- _Problem_: In how many lines of the listing below does the word "data" occur? Say only the number.

- _Exercise inputs_:
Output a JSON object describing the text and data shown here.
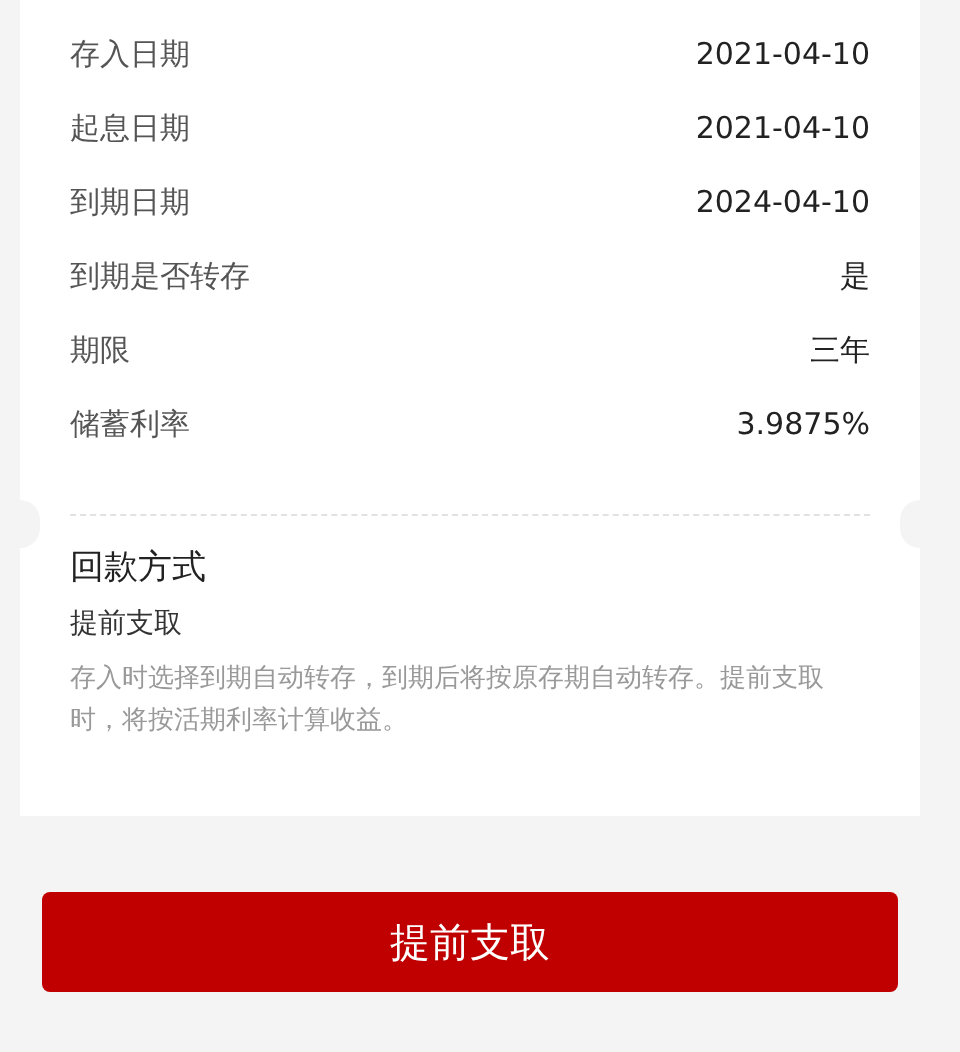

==

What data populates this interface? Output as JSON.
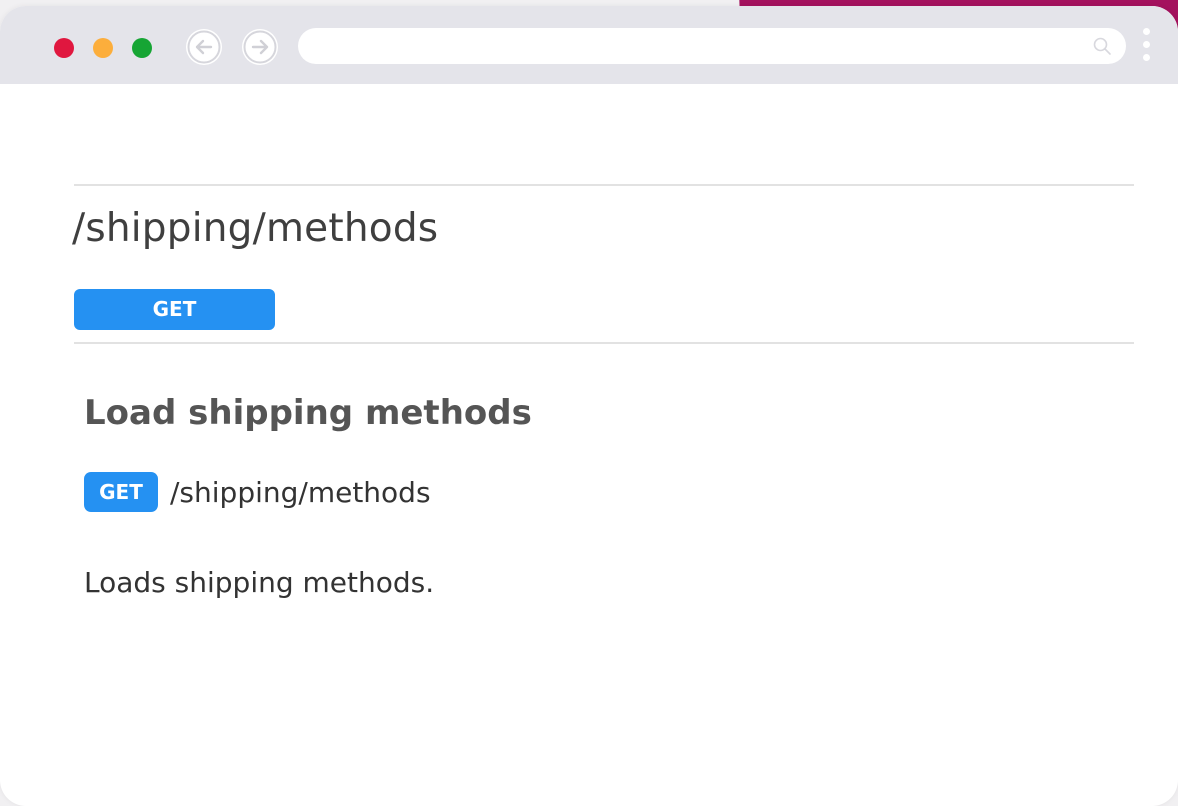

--

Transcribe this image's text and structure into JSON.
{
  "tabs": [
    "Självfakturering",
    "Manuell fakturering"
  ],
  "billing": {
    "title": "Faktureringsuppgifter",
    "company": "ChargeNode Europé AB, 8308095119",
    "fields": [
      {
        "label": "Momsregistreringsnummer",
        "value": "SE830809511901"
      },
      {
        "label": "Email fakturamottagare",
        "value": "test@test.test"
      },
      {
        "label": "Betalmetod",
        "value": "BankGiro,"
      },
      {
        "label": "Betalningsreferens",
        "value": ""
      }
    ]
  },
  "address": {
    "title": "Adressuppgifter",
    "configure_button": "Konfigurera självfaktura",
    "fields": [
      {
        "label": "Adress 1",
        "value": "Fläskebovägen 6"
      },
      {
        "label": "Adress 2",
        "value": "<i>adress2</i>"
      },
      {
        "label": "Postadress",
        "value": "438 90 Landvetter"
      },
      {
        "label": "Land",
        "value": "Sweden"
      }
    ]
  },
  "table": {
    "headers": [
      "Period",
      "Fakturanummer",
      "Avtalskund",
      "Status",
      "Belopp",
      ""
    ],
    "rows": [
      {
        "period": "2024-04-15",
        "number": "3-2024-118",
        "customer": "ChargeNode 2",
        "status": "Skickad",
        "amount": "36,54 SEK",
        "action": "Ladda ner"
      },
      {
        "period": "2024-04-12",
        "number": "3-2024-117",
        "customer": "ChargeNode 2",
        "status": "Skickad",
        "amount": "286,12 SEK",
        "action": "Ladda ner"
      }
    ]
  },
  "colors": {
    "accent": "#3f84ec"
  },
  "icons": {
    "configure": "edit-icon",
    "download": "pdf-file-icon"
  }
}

- _Result for this task_: 2